Oxford’s tweet went out shortly before 5 pm on Oct. 7, and within hours she was reportedly receiving multiple responses per second, enough to get her trending all over the US and Canada. Not long after that, those stories were picked up by the likes of Huffington Post, Teen Vogue, The Boston Globe, The Daily Dot, NBC News and many more. This, in turn, garnered more attention, which gathered more stories, now ticking over into the millions.
Reading through just a small handful of the mountains of harrowing memories being expressed in response to her call out, I struggled to make sense of what I was reading, and what I was thinking as a result.
Ultimately, though, it struck me that calling out Farage and Paladino, etc, for lumping all us men in it together is nowhere near enough as a response.
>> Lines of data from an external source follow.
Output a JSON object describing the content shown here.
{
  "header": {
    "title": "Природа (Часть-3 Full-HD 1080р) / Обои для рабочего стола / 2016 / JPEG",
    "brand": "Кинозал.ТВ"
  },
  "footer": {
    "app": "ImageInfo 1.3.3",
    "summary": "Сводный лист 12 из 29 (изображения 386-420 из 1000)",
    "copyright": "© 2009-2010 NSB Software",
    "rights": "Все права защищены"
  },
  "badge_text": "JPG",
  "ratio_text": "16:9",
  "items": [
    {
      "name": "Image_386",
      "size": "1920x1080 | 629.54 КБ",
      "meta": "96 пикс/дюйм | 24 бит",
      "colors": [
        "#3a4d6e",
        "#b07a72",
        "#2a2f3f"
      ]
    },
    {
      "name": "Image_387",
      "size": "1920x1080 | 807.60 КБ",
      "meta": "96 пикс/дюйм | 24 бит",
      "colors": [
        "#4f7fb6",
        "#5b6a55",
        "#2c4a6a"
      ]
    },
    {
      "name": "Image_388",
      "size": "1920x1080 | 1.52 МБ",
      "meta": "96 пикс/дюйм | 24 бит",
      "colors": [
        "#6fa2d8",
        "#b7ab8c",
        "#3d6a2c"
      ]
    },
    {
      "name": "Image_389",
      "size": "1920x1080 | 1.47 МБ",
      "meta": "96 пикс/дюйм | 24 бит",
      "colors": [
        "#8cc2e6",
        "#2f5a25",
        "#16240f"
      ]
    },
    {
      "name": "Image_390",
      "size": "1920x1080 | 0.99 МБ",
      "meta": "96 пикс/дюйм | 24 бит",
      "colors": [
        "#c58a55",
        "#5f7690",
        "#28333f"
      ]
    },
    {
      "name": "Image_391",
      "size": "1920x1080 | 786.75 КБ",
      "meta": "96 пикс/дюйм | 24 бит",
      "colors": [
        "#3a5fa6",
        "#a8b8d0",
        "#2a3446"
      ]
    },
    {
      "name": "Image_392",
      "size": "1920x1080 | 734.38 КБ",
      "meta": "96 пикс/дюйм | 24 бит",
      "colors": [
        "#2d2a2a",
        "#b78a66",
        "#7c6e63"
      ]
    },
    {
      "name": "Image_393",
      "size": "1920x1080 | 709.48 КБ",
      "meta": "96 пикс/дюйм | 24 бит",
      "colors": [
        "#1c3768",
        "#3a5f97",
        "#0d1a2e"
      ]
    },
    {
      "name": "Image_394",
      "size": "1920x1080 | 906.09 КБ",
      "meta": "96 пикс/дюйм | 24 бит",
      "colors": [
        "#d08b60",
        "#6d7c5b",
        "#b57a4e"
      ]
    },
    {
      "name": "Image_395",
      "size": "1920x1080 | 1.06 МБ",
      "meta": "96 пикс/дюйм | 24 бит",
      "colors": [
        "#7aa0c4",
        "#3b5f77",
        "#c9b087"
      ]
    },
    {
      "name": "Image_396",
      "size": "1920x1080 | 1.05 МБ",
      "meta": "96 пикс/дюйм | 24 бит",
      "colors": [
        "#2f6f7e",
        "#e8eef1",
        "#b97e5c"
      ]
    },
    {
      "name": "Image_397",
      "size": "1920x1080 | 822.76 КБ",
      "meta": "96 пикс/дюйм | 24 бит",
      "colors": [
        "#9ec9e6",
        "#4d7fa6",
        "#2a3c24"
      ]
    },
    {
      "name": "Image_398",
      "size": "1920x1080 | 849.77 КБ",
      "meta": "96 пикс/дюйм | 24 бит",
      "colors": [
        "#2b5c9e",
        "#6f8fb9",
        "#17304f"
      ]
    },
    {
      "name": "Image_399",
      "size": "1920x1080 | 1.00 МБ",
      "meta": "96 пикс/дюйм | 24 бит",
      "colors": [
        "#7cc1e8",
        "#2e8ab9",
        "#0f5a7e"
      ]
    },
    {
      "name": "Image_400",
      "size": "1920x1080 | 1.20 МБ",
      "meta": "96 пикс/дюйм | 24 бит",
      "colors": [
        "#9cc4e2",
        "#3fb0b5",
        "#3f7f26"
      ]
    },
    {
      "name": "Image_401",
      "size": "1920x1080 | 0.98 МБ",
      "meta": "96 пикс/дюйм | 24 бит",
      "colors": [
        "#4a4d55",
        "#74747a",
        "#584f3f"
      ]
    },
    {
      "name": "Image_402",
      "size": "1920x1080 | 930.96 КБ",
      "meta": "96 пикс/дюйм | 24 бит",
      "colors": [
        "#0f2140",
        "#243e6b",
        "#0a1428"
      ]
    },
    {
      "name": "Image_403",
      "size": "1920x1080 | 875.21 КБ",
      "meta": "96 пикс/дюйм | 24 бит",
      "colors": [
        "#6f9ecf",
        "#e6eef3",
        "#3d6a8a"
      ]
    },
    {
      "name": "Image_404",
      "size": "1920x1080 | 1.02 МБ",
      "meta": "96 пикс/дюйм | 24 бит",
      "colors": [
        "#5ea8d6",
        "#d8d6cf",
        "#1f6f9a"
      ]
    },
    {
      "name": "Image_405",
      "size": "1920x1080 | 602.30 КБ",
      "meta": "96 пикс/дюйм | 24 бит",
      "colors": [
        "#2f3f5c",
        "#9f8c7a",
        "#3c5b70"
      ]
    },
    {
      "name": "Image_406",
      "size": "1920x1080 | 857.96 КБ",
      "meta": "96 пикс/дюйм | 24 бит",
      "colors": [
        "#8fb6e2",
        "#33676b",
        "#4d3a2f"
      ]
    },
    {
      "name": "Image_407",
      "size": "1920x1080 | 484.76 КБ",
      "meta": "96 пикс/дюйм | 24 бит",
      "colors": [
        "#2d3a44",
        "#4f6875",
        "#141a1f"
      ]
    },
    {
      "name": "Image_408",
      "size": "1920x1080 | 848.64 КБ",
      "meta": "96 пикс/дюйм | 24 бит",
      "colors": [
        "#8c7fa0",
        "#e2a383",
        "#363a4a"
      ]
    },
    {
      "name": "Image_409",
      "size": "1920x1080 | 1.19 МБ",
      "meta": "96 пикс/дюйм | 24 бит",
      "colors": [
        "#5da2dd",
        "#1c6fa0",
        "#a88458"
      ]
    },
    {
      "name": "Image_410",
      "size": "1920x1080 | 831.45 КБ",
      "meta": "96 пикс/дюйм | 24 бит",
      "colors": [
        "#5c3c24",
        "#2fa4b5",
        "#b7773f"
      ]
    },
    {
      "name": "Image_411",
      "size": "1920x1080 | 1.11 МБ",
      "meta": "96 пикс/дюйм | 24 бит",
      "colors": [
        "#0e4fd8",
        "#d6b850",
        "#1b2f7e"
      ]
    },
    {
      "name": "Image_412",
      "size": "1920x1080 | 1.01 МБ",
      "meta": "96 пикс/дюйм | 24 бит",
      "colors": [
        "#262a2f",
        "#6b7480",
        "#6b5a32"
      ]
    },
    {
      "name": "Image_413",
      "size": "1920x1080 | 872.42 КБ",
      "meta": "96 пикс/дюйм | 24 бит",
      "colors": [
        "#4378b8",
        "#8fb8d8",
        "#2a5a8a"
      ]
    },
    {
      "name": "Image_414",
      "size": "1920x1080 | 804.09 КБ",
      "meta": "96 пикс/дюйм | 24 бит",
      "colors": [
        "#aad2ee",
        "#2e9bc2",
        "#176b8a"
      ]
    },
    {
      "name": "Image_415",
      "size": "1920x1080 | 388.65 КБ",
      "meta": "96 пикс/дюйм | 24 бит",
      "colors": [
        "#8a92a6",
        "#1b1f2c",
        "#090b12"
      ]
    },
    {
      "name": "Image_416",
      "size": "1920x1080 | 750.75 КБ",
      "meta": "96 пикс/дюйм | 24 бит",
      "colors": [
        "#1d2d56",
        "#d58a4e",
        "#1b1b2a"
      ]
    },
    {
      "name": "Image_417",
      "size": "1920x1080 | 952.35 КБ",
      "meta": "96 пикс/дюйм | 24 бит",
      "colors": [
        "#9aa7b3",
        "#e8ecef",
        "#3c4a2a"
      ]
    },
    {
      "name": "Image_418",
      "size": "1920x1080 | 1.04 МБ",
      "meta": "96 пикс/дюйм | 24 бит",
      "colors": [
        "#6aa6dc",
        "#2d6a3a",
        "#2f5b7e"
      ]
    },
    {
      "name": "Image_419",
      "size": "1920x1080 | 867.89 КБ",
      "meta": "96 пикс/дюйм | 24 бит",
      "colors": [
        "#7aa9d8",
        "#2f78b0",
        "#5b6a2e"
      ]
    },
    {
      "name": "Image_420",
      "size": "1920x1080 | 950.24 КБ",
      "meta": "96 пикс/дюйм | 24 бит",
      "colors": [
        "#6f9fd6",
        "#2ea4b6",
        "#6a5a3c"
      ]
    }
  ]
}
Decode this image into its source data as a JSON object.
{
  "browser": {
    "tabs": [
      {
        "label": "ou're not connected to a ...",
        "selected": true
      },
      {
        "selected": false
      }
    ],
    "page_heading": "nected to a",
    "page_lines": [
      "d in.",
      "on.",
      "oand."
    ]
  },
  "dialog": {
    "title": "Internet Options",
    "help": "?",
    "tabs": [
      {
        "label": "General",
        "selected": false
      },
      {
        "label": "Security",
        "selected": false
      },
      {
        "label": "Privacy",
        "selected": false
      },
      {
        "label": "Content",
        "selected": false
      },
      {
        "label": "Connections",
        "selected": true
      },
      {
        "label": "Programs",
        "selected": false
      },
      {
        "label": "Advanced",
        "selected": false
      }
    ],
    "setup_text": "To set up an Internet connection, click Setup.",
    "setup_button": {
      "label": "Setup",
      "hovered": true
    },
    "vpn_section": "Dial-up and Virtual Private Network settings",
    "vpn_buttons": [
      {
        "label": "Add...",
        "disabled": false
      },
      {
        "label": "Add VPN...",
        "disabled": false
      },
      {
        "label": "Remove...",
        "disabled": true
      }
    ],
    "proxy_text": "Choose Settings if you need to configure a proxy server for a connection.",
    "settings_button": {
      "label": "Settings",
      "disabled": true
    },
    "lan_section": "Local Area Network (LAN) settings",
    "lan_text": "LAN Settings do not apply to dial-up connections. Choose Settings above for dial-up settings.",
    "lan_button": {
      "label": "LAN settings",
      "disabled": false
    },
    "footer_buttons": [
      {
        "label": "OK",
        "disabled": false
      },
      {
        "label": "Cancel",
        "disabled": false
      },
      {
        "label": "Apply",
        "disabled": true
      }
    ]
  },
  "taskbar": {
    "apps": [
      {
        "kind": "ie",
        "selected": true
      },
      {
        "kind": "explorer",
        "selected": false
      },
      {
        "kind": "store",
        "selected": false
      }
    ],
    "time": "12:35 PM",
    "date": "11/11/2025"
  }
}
If we disagree with them on the claim that this is a common sentiment among us men, we miss the point, and dangerously.
As the literally millions of stories told on Twitter in the not-even-30-hours since Oxford’s initial tweet can attest, it’s an undeniable fact that men dothink, talk and act like Trump and Bush were doing on that bus in 2005. Responding with “no, men don’t act like that” feels perilously analogous to the #alllivesmatter response, because the fact that not every single individual male on this planet is a proud sex offender like Trump does not mean that a terrifying number of us are, and an even bigger number of us are absolutely guilty of having either done something, said something, or tolerated something similar done or said.
It may seem like semantics, but words are powerful, and the language we use is incredibly important in the way that it can shape our thinking on a topic, or reveal things that we may not intend them to.
In short, Farage and Paladino aren’t assholes for saying that this is “just what guys do” — they’re assholes for implying that that makes it okay.
What our response as men needs to be is not “no we don’t all do that!” It needs to be “this needs to change, and it needs to change now.”